For a new project I’ll be using PostgreSQL. I have more experience with MySQL so I wanted to quickly learn PostgreSQL and port over some of my skills.

First I reviewed some of the equivalent commands.

MySQL to PostgreSQL Resources

This post will cover:

  • Working with users in PostgreSQL
  • Working with CSV files
  • Running queries from the command line

In this post, I’ll share what I learned!


Users in PostgreSQL are called “roles”. To “describe” all the “users” type \du (describe users) in psql. These are “meta-commands,” and they start with a backslash (it tilts backwards) not a forward slash. 😊

Roles have Privileges, which give them the ability to perform various operations.

Type \list (or \l) to see all databases and \c database-name to connect to a database (replacing “database-name” with your database name).

The \dt meta-command describes all tables, and \d with a table name argument, describes a specific table.

Working with CSV

Like MySQL, PostgreSQL supports working with data from CSV files.

Create a company_stuff database and connect to it. Once connected, create a customers table. Run the following commands from psql.

CREATE DATABASE company_stuff;

\c company_stuff

CREATE TABLE customers (
    email TEXT,
    full_name TEXT

Type \d customers to “describe” the customers table you just created.

Using the same CSV file from an earlier article (or create a couple sample rows like below), load it into PostgreSQL using the COPY command.

Create it in your editor (vim /tmp/customers.csv) using an absolute path, if you don’t already have the file in this location.

The file has no header row and a couple of data rows for demonstration purposes.

cat customers.csv,Bob Johnson,Jane Doe

With the file in place, load it using the COPY command into the users table you’ve just created.

COPY customers (email, full_name)
FROM '/tmp/customers.csv'

If the rows loaded successfully, you’ll see COPY 2 as output.

View the rows in the customers table.

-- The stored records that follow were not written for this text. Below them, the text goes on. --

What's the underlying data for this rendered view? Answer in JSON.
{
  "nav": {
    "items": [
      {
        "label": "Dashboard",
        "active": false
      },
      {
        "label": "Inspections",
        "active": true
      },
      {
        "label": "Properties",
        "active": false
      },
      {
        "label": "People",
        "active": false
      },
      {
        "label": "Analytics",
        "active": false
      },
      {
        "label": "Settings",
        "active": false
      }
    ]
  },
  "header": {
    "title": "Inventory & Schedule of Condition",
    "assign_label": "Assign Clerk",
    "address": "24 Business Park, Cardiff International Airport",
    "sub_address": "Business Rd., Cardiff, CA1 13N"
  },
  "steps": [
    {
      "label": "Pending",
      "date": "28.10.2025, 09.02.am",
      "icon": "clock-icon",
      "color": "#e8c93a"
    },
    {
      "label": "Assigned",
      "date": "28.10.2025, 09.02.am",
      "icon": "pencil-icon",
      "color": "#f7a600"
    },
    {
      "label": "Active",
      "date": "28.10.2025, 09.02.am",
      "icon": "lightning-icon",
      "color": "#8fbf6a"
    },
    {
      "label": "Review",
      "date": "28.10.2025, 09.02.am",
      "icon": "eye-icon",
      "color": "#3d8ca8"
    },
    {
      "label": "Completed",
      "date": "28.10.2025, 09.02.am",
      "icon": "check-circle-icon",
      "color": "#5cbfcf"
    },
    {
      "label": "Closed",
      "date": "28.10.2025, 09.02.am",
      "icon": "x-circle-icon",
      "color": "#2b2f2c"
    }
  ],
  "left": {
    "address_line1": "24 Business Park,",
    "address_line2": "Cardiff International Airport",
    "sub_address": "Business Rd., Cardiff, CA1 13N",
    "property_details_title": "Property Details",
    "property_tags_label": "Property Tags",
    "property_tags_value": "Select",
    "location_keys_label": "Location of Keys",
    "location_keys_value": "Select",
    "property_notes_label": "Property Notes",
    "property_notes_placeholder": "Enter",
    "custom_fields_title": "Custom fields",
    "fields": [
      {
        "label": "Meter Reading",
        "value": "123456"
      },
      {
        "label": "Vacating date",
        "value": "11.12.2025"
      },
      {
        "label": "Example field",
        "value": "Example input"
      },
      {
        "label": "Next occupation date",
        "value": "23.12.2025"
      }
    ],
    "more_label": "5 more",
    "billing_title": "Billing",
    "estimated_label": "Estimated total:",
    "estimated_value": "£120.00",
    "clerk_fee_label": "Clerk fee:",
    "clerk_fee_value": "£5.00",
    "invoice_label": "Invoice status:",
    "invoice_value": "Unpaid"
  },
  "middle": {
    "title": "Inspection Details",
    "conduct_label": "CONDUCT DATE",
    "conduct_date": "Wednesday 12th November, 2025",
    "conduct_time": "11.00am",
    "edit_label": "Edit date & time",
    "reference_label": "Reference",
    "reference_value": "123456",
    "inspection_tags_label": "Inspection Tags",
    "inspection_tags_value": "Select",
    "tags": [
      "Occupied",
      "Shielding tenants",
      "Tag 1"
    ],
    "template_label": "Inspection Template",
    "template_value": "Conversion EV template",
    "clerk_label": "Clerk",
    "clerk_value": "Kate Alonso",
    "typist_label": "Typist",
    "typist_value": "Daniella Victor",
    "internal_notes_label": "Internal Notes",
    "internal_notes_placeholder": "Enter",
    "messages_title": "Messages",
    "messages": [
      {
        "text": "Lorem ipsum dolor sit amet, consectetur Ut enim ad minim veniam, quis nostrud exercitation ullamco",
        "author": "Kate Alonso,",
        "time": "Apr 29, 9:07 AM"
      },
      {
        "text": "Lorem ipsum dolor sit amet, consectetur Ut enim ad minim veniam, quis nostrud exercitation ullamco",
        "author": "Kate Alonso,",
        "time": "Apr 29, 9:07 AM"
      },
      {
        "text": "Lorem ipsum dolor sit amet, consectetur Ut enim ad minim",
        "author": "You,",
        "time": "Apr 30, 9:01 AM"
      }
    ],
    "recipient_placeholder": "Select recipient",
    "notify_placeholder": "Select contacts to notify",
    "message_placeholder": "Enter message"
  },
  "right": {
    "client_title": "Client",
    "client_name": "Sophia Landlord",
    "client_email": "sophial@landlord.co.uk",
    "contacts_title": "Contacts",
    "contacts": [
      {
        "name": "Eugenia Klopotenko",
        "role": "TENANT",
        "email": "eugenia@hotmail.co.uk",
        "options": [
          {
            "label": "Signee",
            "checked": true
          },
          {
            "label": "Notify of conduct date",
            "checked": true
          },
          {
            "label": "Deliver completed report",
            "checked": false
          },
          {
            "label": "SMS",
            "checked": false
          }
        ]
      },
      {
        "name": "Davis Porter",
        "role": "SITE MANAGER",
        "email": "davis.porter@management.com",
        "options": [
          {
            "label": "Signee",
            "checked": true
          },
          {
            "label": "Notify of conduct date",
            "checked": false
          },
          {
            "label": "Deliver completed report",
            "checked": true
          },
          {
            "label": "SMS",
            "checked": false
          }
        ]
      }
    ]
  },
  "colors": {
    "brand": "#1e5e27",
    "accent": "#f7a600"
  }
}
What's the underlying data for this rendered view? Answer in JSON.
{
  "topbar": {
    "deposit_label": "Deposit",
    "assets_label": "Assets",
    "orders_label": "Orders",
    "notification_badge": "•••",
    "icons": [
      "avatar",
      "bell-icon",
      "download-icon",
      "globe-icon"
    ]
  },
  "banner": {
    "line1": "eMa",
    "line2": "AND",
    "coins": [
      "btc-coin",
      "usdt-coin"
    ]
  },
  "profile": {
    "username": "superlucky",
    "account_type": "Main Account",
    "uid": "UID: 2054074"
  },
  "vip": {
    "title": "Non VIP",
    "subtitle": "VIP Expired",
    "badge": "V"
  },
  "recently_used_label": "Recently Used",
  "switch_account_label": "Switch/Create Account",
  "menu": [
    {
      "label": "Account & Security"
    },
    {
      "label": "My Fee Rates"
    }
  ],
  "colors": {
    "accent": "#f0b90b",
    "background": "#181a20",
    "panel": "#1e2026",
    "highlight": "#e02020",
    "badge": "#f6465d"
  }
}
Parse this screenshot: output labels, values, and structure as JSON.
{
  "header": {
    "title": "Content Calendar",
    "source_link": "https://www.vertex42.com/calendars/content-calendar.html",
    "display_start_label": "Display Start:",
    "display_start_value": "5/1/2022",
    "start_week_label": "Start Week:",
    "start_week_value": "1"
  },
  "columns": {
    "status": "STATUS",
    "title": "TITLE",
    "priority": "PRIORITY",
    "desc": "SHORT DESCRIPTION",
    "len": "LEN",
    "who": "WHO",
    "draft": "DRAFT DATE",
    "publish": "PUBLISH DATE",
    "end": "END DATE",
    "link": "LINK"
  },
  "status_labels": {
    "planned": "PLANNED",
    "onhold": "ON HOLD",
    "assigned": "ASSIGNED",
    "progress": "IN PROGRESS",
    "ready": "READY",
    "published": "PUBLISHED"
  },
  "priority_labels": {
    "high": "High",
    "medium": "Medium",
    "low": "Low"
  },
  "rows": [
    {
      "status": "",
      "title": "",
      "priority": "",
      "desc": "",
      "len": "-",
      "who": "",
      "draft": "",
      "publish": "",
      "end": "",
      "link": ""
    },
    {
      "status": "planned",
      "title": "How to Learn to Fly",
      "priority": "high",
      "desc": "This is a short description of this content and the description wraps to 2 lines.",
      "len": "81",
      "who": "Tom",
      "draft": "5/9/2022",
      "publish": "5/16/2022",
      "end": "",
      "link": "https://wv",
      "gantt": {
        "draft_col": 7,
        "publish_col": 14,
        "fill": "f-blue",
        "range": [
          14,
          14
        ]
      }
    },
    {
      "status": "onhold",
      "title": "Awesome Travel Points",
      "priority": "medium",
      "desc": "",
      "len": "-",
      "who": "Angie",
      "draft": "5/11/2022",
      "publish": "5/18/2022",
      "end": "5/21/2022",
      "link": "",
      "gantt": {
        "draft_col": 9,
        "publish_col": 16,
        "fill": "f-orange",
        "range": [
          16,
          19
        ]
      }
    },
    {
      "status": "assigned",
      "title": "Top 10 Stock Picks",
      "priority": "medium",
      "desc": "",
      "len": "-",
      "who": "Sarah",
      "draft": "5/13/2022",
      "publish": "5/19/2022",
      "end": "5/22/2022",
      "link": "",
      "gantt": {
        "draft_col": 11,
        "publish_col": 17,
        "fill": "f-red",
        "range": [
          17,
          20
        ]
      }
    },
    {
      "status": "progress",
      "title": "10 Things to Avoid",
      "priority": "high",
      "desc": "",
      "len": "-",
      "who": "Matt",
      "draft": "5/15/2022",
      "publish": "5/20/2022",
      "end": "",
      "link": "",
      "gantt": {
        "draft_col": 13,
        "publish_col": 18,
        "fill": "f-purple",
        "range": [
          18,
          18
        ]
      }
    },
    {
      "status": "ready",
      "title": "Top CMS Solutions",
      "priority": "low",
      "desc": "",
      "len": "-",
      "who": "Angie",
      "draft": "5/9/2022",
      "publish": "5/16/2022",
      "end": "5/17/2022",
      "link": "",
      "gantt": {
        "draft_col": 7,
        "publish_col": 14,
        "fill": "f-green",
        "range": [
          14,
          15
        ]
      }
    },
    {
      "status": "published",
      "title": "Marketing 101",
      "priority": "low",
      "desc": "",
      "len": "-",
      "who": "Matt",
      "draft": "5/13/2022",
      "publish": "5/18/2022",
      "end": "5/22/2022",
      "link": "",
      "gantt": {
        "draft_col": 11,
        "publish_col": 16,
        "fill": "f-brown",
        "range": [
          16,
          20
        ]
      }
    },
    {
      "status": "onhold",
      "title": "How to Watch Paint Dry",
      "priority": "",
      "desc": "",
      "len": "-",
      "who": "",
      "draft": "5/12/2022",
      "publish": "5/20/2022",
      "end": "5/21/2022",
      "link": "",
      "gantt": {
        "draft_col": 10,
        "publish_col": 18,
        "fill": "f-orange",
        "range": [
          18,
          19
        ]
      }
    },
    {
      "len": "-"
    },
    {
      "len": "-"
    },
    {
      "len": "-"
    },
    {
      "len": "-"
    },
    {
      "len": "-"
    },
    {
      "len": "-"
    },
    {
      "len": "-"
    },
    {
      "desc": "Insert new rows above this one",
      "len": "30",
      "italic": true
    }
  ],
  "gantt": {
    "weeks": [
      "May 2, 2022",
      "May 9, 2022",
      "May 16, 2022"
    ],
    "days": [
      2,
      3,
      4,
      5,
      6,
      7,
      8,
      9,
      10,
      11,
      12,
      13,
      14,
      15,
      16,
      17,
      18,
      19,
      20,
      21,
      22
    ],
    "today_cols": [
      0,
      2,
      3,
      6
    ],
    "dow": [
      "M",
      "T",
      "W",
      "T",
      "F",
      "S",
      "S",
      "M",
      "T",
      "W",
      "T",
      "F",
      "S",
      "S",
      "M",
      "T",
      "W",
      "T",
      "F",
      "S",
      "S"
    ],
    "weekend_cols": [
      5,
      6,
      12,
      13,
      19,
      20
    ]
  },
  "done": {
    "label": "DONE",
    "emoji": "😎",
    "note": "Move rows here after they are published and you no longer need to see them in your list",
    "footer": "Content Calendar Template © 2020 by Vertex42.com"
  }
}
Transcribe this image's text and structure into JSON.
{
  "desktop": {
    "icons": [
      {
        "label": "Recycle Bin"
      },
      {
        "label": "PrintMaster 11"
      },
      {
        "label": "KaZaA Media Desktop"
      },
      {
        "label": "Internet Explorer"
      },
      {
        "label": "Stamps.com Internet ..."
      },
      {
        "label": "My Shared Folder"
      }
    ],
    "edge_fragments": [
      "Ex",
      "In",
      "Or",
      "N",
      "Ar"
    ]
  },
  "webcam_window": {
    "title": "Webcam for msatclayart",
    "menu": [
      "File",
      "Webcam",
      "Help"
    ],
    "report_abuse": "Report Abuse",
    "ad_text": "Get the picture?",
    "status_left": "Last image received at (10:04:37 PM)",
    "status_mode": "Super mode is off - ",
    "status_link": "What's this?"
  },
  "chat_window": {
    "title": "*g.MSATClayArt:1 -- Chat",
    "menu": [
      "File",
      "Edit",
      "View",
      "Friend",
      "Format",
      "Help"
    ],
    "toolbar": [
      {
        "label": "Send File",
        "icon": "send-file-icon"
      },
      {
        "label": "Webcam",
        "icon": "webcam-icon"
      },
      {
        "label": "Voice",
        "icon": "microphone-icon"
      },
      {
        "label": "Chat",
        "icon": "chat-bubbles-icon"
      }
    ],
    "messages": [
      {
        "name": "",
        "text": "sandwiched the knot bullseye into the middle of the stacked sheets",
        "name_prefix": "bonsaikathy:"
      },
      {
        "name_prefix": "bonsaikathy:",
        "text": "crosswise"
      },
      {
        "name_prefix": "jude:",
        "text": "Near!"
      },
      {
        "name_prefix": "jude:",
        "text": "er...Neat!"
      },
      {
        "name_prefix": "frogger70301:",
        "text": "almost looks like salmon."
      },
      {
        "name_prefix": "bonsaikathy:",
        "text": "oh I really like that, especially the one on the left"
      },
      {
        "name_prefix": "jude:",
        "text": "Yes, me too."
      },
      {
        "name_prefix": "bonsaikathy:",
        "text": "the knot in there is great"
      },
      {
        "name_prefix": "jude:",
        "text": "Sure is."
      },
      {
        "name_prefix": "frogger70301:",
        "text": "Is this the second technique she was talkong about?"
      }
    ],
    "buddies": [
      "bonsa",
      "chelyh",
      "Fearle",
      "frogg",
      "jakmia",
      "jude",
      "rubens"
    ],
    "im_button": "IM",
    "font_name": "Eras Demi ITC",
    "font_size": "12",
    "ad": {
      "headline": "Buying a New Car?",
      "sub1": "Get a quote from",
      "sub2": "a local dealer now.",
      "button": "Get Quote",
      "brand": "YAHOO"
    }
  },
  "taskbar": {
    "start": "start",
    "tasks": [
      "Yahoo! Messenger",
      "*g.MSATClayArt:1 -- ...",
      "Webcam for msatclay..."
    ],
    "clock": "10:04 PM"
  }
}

SELECT * FROM customers;
 id |      email       |  full_name
  1 |  |  Bob Johnson
  2 | |  Jane Doe

Insert another record and then dump all the records out again as a new CSV file.

INSERT INTO customers (email, full_name)
  'Andrew Atkinson'

COPY customers(email, full_name)
TO '/tmp/more_customers.csv'

Verify the output of the CSV file.

cat /tmp/more_customers.csv,Bob Johnson,Jane Doe,Andrew Atkinson

We can follow the basics shown here with the COPY command to efficiently load and dump data.

Running Queries

Running a query from the command line allows us to script operations.

Here is quick search of the “customers” table content for text that matches “email”:

psql -U andy -d company_stuff \
  -c "\d customers" | grep email

This is a quick way to check whether the table has a column named “email.”

Running ad hoc queries and commands is useful for scripting operations.

That’s it for now!